KUALA LUMPUR (Dec 4): Malaysia recorded the highest monthly trade surplus of RM17.3 billion in October despite weakening trade flows, an investment bank said.
MIDF Amanah Investment Bank in a research note today said exports, down 6.7 percent year-on-year (Y-o-Y), was compensated by the harder decline in imports which contracted 8.7 percent Y-o-Y.
“Exports to the world’s two largest economies kept deteriorating. Malaysia’s export to China kept falling for the third straight month and recorded a double digit fall in October,” it said.
In a similar note, it said exports to the US, although still positive, have consistently moderated since June this year.
“This demonstrates the direct impact from the US-China trade dispute,” it said.
It said in addition, sales to most of the major ASEAN countries also fell during the month.
“For instance, exports to Thailand recorded a more than seven-year low, declining 18.2 percent Y-o-Y, due to low sales of electrical and electronics products and crude petroleum,” it said.
The investment bank said for the January-October period, export growth averaged at negative 1.8 percent Y-o-Y.
“In terms of absolute value, the monthly average of 2019 so far recorded at RM81.9 billion which is still lower than the RM83.7 billion in 2018,” it said.
It said the continuous decline in imports of capital and intermediate goods also indicated weak prospects for future exports.
“With faltering trade globally derived from rising protectionism and loss of momentum in some major economies, especially in Europe, we do not foresee a huge comeback in the second half of this year,” it said.

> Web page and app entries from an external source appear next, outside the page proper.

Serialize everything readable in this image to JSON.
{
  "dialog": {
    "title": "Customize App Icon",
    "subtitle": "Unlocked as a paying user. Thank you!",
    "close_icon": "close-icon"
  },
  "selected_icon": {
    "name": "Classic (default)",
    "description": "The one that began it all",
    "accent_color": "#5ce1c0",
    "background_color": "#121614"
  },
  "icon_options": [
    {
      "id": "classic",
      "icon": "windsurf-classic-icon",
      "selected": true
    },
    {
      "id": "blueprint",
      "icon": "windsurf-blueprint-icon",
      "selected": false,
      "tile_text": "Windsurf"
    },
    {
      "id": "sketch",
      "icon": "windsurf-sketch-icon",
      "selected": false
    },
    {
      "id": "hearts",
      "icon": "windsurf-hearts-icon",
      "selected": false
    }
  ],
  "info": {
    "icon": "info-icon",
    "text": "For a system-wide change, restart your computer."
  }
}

UOB Malaysia, in a separate note, said Malaysia’s export outlook for the remaining two months of 2019 and for 2020 remained cautious, given the ongoing uncertainties surrounding the US-China trade talks.
“We maintain our full-year export forecast at a contraction of one percent for 2019, before recovering to growth of two percent in 2020,” it said.

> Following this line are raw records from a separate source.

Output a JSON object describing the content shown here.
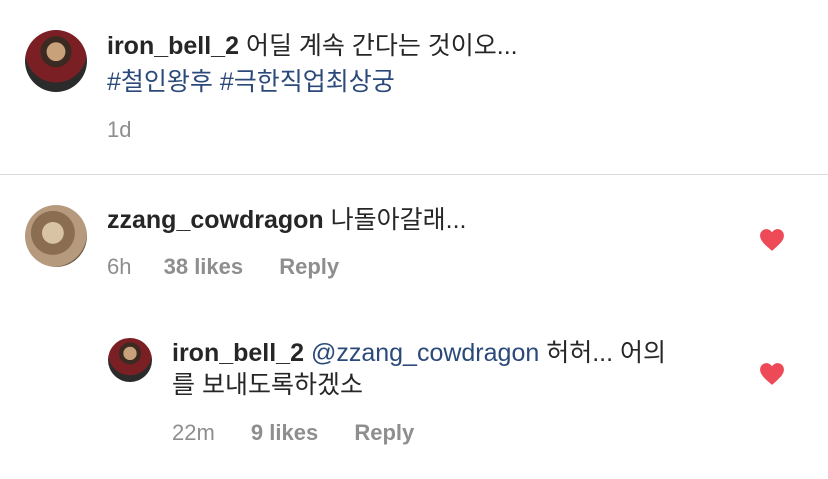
{
  "post": {
    "username": "iron_bell_2",
    "caption": "어딜 계속 간다는 것이오...",
    "hashtags": "#철인왕후 #극한직업최상궁",
    "time": "1d"
  },
  "comment": {
    "username": "zzang_cowdragon",
    "text": "나돌아갈래...",
    "time": "6h",
    "likes": "38 likes",
    "reply_label": "Reply"
  },
  "reply": {
    "username": "iron_bell_2",
    "mention": "@zzang_cowdragon",
    "text_line1": "허허... 어의",
    "text_line2": "를 보내도록하겠소",
    "time": "22m",
    "likes": "9 likes",
    "reply_label": "Reply"
  },
  "colors": {
    "heart": "#ed4956",
    "hashtag": "#2b4a7a",
    "meta": "#8e8e8e"
  },
  "icons": {
    "like": "heart-icon"
  }
}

It said the projected recovery next year is expected to be softer relative to past cycles amid the prolonged US-China trade dispute, potential widening of the trade spat to other countries and global tech down cycle that may drag until mid-2020.

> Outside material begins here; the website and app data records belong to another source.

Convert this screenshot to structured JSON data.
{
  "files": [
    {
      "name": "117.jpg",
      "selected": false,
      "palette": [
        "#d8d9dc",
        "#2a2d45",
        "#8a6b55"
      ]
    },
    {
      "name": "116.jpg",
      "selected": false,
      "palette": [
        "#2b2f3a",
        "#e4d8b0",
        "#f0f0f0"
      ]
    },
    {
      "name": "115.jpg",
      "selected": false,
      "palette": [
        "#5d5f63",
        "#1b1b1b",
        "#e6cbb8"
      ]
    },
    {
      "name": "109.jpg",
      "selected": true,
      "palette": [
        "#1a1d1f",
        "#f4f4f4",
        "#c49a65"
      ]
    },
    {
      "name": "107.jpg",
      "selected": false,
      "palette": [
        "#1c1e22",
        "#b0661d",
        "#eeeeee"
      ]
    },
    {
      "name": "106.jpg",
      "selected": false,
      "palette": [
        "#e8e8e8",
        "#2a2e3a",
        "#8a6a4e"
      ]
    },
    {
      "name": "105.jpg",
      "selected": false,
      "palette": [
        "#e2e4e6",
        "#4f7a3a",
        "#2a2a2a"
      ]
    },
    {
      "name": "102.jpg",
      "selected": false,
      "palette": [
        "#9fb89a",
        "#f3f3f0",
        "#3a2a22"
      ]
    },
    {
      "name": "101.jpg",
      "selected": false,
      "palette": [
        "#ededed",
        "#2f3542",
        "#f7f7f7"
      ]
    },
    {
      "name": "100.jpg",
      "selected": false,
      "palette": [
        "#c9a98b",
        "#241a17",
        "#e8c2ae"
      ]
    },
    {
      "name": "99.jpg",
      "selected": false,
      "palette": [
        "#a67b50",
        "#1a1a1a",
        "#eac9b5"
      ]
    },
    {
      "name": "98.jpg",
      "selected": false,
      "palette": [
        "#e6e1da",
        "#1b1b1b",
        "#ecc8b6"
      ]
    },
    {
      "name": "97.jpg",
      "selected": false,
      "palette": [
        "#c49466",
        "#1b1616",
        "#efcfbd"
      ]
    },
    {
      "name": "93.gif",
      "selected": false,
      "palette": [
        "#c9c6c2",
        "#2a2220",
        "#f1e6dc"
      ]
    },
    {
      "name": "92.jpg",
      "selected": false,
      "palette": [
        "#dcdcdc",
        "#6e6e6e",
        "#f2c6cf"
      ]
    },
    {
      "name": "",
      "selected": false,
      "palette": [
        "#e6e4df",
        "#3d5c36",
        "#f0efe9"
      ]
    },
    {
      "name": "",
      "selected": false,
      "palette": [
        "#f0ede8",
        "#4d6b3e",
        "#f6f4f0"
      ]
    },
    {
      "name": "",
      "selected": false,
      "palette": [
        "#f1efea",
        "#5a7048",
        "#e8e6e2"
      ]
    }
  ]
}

Furthermore, it said recent news flow has deflated trade optimism of a “Phase 1” US-China trade deal with US President Donald Trump signing the Hong Kong Human Rights and Democracy Act on Nov 27 and the US House of Representatives passing the Xinjiang Bill on Dec 3.
“Trump also hinted that he may prefer waiting until after the US presidential election (on Nov 3, 2020) to sign a deal with China, while US Commerce Secretary Wilbur Ross said the US will go ahead with its plan to impose an additional 15 percent tariff on US$160 billion worth of Chinese products if no breakthrough deal comes before mid-December,” it said.
It said China’s Government, in return, has insisted on a rollback of US tariffs as part of any “Phase 1” trade deal but US officials were said to have resisted such a demand.